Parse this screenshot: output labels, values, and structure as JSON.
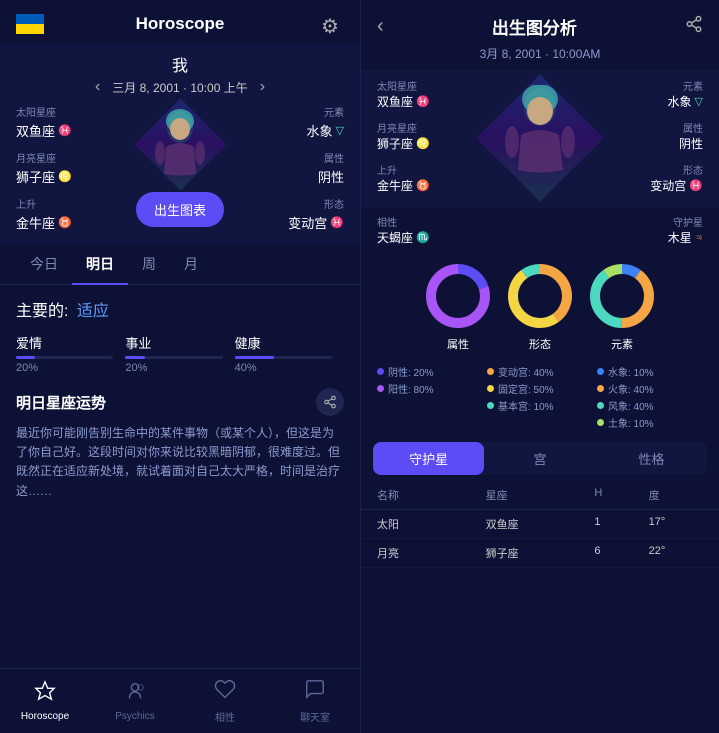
{
  "left": {
    "title": "Horoscope",
    "flag": "ukraine",
    "profile": {
      "name": "我",
      "date": "三月 8, 2001 · 10:00 上午",
      "sun_label": "太阳星座",
      "sun_value": "双鱼座",
      "sun_symbol": "♓",
      "element_label": "元素",
      "element_value": "水象",
      "element_symbol": "▽",
      "moon_label": "月亮星座",
      "moon_value": "狮子座",
      "moon_symbol": "♌",
      "attr_label": "属性",
      "attr_value": "阴性",
      "rising_label": "上升",
      "rising_value": "金牛座",
      "rising_symbol": "♉",
      "form_label": "形态",
      "form_value": "变动宫",
      "form_symbol": "♓",
      "chart_btn": "出生图表"
    },
    "tabs": [
      "今日",
      "明日",
      "周",
      "月"
    ],
    "active_tab": 1,
    "main": {
      "heading": "主要的:",
      "link": "适应",
      "stats": [
        {
          "label": "爱情",
          "pct": 20,
          "pct_label": "20%"
        },
        {
          "label": "事业",
          "pct": 20,
          "pct_label": "20%"
        },
        {
          "label": "健康",
          "pct": 40,
          "pct_label": "40%"
        }
      ],
      "section_title": "明日星座运势",
      "text": "最近你可能刚告别生命中的某件事物（或某个人），但这是为了你自己好。这段时间对你来说比较黑暗阴郁，很难度过。但既然正在适应新处境，就试着面对自己太大严格，时间是治疗这……"
    },
    "nav": [
      {
        "icon": "⭐",
        "label": "Horoscope",
        "active": true
      },
      {
        "icon": "👤",
        "label": "Psychics",
        "active": false
      },
      {
        "icon": "❤️",
        "label": "相性",
        "active": false
      },
      {
        "icon": "💬",
        "label": "聊天室",
        "active": false
      }
    ]
  },
  "right": {
    "title": "出生图分析",
    "date": "3月 8, 2001 · 10:00AM",
    "sun_label": "太阳星座",
    "sun_value": "双鱼座",
    "sun_symbol": "♓",
    "element_label": "元素",
    "element_value": "水象",
    "element_symbol": "▽",
    "moon_label": "月亮星座",
    "moon_value": "狮子座",
    "moon_symbol": "♌",
    "attr_label": "属性",
    "attr_value": "阴性",
    "rising_label": "上升",
    "rising_value": "金牛座",
    "rising_symbol": "♉",
    "form_label": "形态",
    "form_value": "变动宫",
    "form_symbol": "♓",
    "compat_label": "相性",
    "compat_value": "天蝎座",
    "compat_symbol": "♏",
    "guardian_label": "守护星",
    "guardian_value": "木星",
    "guardian_symbol": "♃",
    "donuts": [
      {
        "label": "属性",
        "segments": [
          {
            "color": "#5c4cf5",
            "pct": 20
          },
          {
            "color": "#a855f7",
            "pct": 80
          }
        ]
      },
      {
        "label": "形态",
        "segments": [
          {
            "color": "#f4a544",
            "pct": 40
          },
          {
            "color": "#f4d544",
            "pct": 50
          },
          {
            "color": "#4dd9c0",
            "pct": 10
          }
        ]
      },
      {
        "label": "元素",
        "segments": [
          {
            "color": "#3b82f6",
            "pct": 10
          },
          {
            "color": "#f4a544",
            "pct": 40
          },
          {
            "color": "#4dd9c0",
            "pct": 40
          },
          {
            "color": "#a8e063",
            "pct": 10
          }
        ]
      }
    ],
    "legend": [
      [
        {
          "color": "#5c4cf5",
          "text": "阴性: 20%"
        },
        {
          "color": "#a855f7",
          "text": "阳性: 80%"
        }
      ],
      [
        {
          "color": "#f4a544",
          "text": "变动宫: 40%"
        },
        {
          "color": "#f4d544",
          "text": "固定宫: 50%"
        },
        {
          "color": "#4dd9c0",
          "text": "基本宫: 10%"
        }
      ],
      [
        {
          "color": "#3b82f6",
          "text": "水象: 10%"
        },
        {
          "color": "#f4a544",
          "text": "火象: 40%"
        },
        {
          "color": "#4dd9c0",
          "text": "风象: 40%"
        },
        {
          "color": "#a8e063",
          "text": "土象: 10%"
        }
      ]
    ],
    "bottom_tabs": [
      "守护星",
      "宫",
      "性格"
    ],
    "active_tab": 0,
    "table_headers": [
      "名称",
      "星座",
      "H",
      "度"
    ],
    "table_rows": [
      {
        "name": "太阳",
        "sign": "双鱼座",
        "h": "1",
        "deg": "17°"
      },
      {
        "name": "月亮",
        "sign": "狮子座",
        "h": "6",
        "deg": "22°"
      }
    ]
  }
}
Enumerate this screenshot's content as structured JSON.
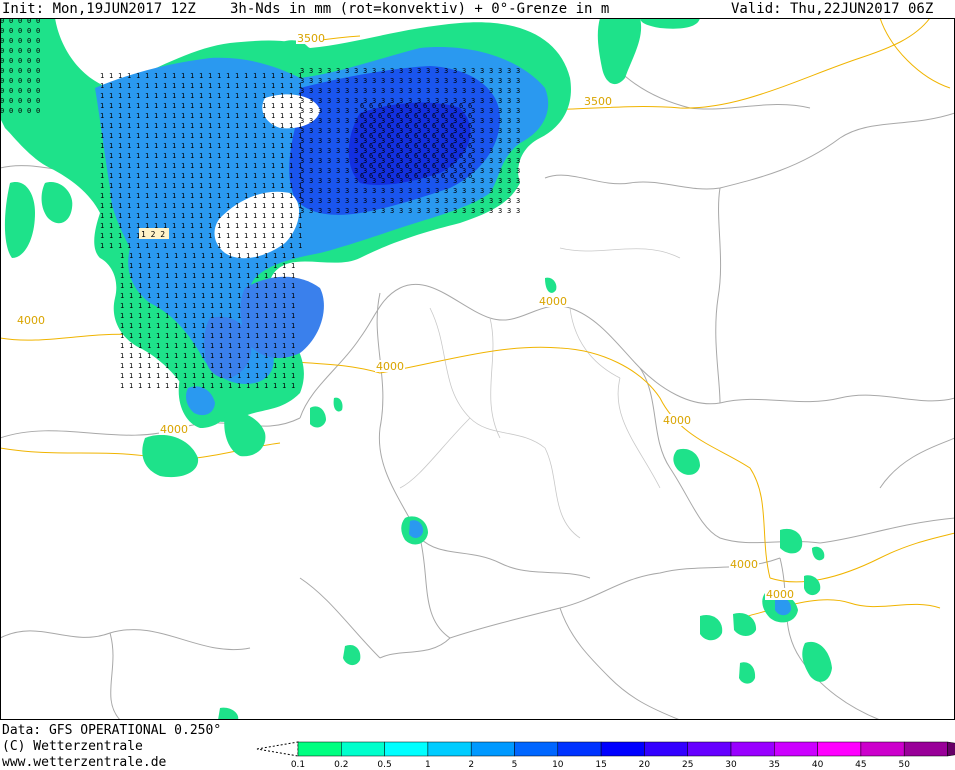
{
  "header": {
    "init": "Init: Mon,19JUN2017 12Z",
    "title": "3h-Nds in mm (rot=konvektiv) + 0°-Grenze in m",
    "valid": "Valid: Thu,22JUN2017 06Z"
  },
  "map": {
    "isolines": [
      "3500",
      "3500",
      "4000",
      "4000",
      "4000",
      "4000",
      "4000",
      "4000",
      "4000"
    ],
    "cell_labels": [
      "1 2 2"
    ]
  },
  "footer": {
    "data_source": "Data: GFS OPERATIONAL 0.250°",
    "copyright": "(C) Wetterzentrale",
    "url": "www.wetterzentrale.de"
  },
  "legend": {
    "ticks": [
      "0.1",
      "0.2",
      "0.5",
      "1",
      "2",
      "5",
      "10",
      "15",
      "20",
      "25",
      "30",
      "35",
      "40",
      "45",
      "50"
    ],
    "colors": [
      "#00ff80",
      "#00ffcc",
      "#00ffff",
      "#00ccff",
      "#0099ff",
      "#0066ff",
      "#0033ff",
      "#0000ff",
      "#3300ff",
      "#6600ff",
      "#9900ff",
      "#cc00ff",
      "#ff00ff",
      "#cc00cc",
      "#990099",
      "#660066"
    ]
  }
}
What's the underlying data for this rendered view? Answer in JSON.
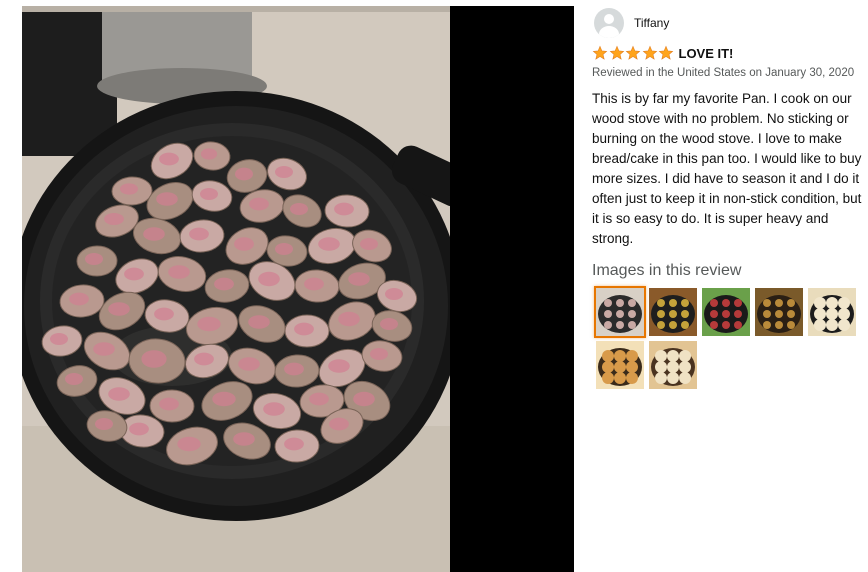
{
  "reviewer": {
    "name": "Tiffany",
    "avatar_icon": "default-avatar-icon"
  },
  "review": {
    "stars": 5,
    "star_color": "#ffa41c",
    "title": "LOVE IT!",
    "meta": "Reviewed in the United States on January 30, 2020",
    "body": "This is by far my favorite Pan. I cook on our wood stove with no problem. No sticking or burning on the wood stove. I love to make bread/cake in this pan too. I would like to buy more sizes. I did have to season it and I do it often just to keep it in non-stick condition, but it is so easy to do. It is super heavy and strong."
  },
  "images_section": {
    "heading": "Images in this review",
    "selected_index": 0,
    "thumbnails": [
      {
        "subject": "browned meat chunks in cast iron skillet"
      },
      {
        "subject": "vegetables in skillet on stove"
      },
      {
        "subject": "colorful vegetables in skillet"
      },
      {
        "subject": "stew in skillet"
      },
      {
        "subject": "dough balls in skillet"
      },
      {
        "subject": "baked rolls on rack"
      },
      {
        "subject": "baked rolls close up"
      }
    ]
  },
  "colors": {
    "selection_outline": "#e77600",
    "meta_text": "#565959",
    "viewer_background": "#000000"
  }
}
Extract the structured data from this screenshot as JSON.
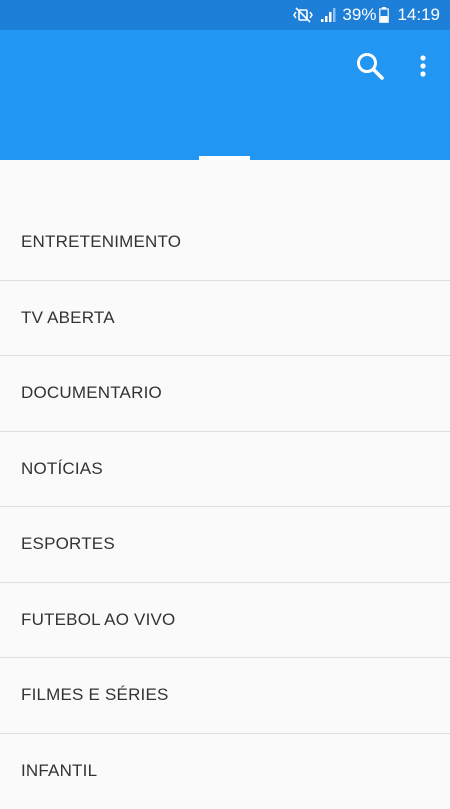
{
  "status_bar": {
    "battery_percent": "39%",
    "time": "14:19",
    "icons": [
      "mute-vibrate-icon",
      "signal-icon",
      "battery-icon"
    ]
  },
  "app_bar": {
    "title": "",
    "color": "#2196f3",
    "actions": [
      "search-icon",
      "more-vert-icon"
    ]
  },
  "categories": [
    "ENTRETENIMENTO",
    "TV ABERTA",
    "DOCUMENTARIO",
    "NOTÍCIAS",
    "ESPORTES",
    "FUTEBOL AO VIVO",
    "FILMES E SÉRIES",
    "INFANTIL"
  ]
}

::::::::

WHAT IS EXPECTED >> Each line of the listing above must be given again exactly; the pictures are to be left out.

EXERCISE RESULT >>
Parse this screenshot: output labels, values, and structure as JSON.
{
  "left": {
    "title": "Horoscope",
    "flag": "ukraine",
    "profile": {
      "name": "我",
      "date": "三月 8, 2001 · 10:00 上午",
      "sun_label": "太阳星座",
      "sun_value": "双鱼座",
      "sun_symbol": "♓",
      "element_label": "元素",
      "element_value": "水象",
      "element_symbol": "▽",
      "moon_label": "月亮星座",
      "moon_value": "狮子座",
      "moon_symbol": "♌",
      "attr_label": "属性",
      "attr_value": "阴性",
      "rising_label": "上升",
      "rising_value": "金牛座",
      "rising_symbol": "♉",
      "form_label": "形态",
      "form_value": "变动宫",
      "form_symbol": "♓",
      "chart_btn": "出生图表"
    },
    "tabs": [
      "今日",
      "明日",
      "周",
      "月"
    ],
    "active_tab": 1,
    "main": {
      "heading": "主要的:",
      "link": "适应",
      "stats": [
        {
          "label": "爱情",
          "pct": 20,
          "pct_label": "20%"
        },
        {
          "label": "事业",
          "pct": 20,
          "pct_label": "20%"
        },
        {
          "label": "健康",
          "pct": 40,
          "pct_label": "40%"
        }
      ],
      "section_title": "明日星座运势",
      "text": "最近你可能刚告别生命中的某件事物（或某个人），但这是为了你自己好。这段时间对你来说比较黑暗阴郁，很难度过。但既然正在适应新处境，就试着面对自己太大严格，时间是治疗这……"
    },
    "nav": [
      {
        "icon": "⭐",
        "label": "Horoscope",
        "active": true
      },
      {
        "icon": "👤",
        "label": "Psychics",
        "active": false
      },
      {
        "icon": "❤️",
        "label": "相性",
        "active": false
      },
      {
        "icon": "💬",
        "label": "聊天室",
        "active": false
      }
    ]
  },
  "right": {
    "title": "出生图分析",
    "date": "3月 8, 2001 · 10:00AM",
    "sun_label": "太阳星座",
    "sun_value": "双鱼座",
    "sun_symbol": "♓",
    "element_label": "元素",
    "element_value": "水象",
    "element_symbol": "▽",
    "moon_label": "月亮星座",
    "moon_value": "狮子座",
    "moon_symbol": "♌",
    "attr_label": "属性",
    "attr_value": "阴性",
    "rising_label": "上升",
    "rising_value": "金牛座",
    "rising_symbol": "♉",
    "form_label": "形态",
    "form_value": "变动宫",
    "form_symbol": "♓",
    "compat_label": "相性",
    "compat_value": "天蝎座",
    "compat_symbol": "♏",
    "guardian_label": "守护星",
    "guardian_value": "木星",
    "guardian_symbol": "♃",
    "donuts": [
      {
        "label": "属性",
        "segments": [
          {
            "color": "#5c4cf5",
            "pct": 20
          },
          {
            "color": "#a855f7",
            "pct": 80
          }
        ]
      },
      {
        "label": "形态",
        "segments": [
          {
            "color": "#f4a544",
            "pct": 40
          },
          {
            "color": "#f4d544",
            "pct": 50
          },
          {
            "color": "#4dd9c0",
            "pct": 10
          }
        ]
      },
      {
        "label": "元素",
        "segments": [
          {
            "color": "#3b82f6",
            "pct": 10
          },
          {
            "color": "#f4a544",
            "pct": 40
          },
          {
            "color": "#4dd9c0",
            "pct": 40
          },
          {
            "color": "#a8e063",
            "pct": 10
          }
        ]
      }
    ],
    "legend": [
      [
        {
          "color": "#5c4cf5",
          "text": "阴性: 20%"
        },
        {
          "color": "#a855f7",
          "text": "阳性: 80%"
        }
      ],
      [
        {
          "color": "#f4a544",
          "text": "变动宫: 40%"
        },
        {
          "color": "#f4d544",
          "text": "固定宫: 50%"
        },
        {
          "color": "#4dd9c0",
          "text": "基本宫: 10%"
        }
      ],
      [
        {
          "color": "#3b82f6",
          "text": "水象: 10%"
        },
        {
          "color": "#f4a544",
          "text": "火象: 40%"
        },
        {
          "color": "#4dd9c0",
          "text": "风象: 40%"
        },
        {
          "color": "#a8e063",
          "text": "土象: 10%"
        }
      ]
    ],
    "bottom_tabs": [
      "守护星",
      "宫",
      "性格"
    ],
    "active_tab": 0,
    "table_headers": [
      "名称",
      "星座",
      "H",
      "度"
    ],
    "table_rows": [
      {
        "name": "太阳",
        "sign": "双鱼座",
        "h": "1",
        "deg": "17°"
      },
      {
        "name": "月亮",
        "sign": "狮子座",
        "h": "6",
        "deg": "22°"
      }
    ]
  }
}
Enumerate this screenshot's content as structured JSON.
{
  "header": {
    "init": "Init: Mon,19JUN2017 12Z",
    "title": "3h-Nds in mm (rot=konvektiv) + 0°-Grenze in m",
    "valid": "Valid: Thu,22JUN2017 06Z"
  },
  "map": {
    "isolines": [
      "3500",
      "3500",
      "4000",
      "4000",
      "4000",
      "4000",
      "4000",
      "4000",
      "4000"
    ],
    "cell_labels": [
      "1 2 2"
    ]
  },
  "footer": {
    "data_source": "Data: GFS OPERATIONAL 0.250°",
    "copyright": "(C) Wetterzentrale",
    "url": "www.wetterzentrale.de"
  },
  "legend": {
    "ticks": [
      "0.1",
      "0.2",
      "0.5",
      "1",
      "2",
      "5",
      "10",
      "15",
      "20",
      "25",
      "30",
      "35",
      "40",
      "45",
      "50"
    ],
    "colors": [
      "#00ff80",
      "#00ffcc",
      "#00ffff",
      "#00ccff",
      "#0099ff",
      "#0066ff",
      "#0033ff",
      "#0000ff",
      "#3300ff",
      "#6600ff",
      "#9900ff",
      "#cc00ff",
      "#ff00ff",
      "#cc00cc",
      "#990099",
      "#660066"
    ]
  }
}
What's the underlying data for this rendered view? Answer in JSON.
{
  "reviewer": {
    "name": "Tiffany",
    "avatar_icon": "default-avatar-icon"
  },
  "review": {
    "stars": 5,
    "star_color": "#ffa41c",
    "title": "LOVE IT!",
    "meta": "Reviewed in the United States on January 30, 2020",
    "body": "This is by far my favorite Pan. I cook on our wood stove with no problem. No sticking or burning on the wood stove. I love to make bread/cake in this pan too. I would like to buy more sizes. I did have to season it and I do it often just to keep it in non-stick condition, but it is so easy to do. It is super heavy and strong."
  },
  "images_section": {
    "heading": "Images in this review",
    "selected_index": 0,
    "thumbnails": [
      {
        "subject": "browned meat chunks in cast iron skillet"
      },
      {
        "subject": "vegetables in skillet on stove"
      },
      {
        "subject": "colorful vegetables in skillet"
      },
      {
        "subject": "stew in skillet"
      },
      {
        "subject": "dough balls in skillet"
      },
      {
        "subject": "baked rolls on rack"
      },
      {
        "subject": "baked rolls close up"
      }
    ]
  },
  "colors": {
    "selection_outline": "#e77600",
    "meta_text": "#565959",
    "viewer_background": "#000000"
  }
}
Extract the structured data from this screenshot as JSON.
{
  "status_bar": {
    "battery_percent": "39%",
    "time": "14:19",
    "icons": [
      "mute-vibrate-icon",
      "signal-icon",
      "battery-icon"
    ]
  },
  "app_bar": {
    "title": "",
    "color": "#2196f3",
    "actions": [
      "search-icon",
      "more-vert-icon"
    ]
  },
  "categories": [
    "ENTRETENIMENTO",
    "TV ABERTA",
    "DOCUMENTARIO",
    "NOTÍCIAS",
    "ESPORTES",
    "FUTEBOL AO VIVO",
    "FILMES E SÉRIES",
    "INFANTIL"
  ]
}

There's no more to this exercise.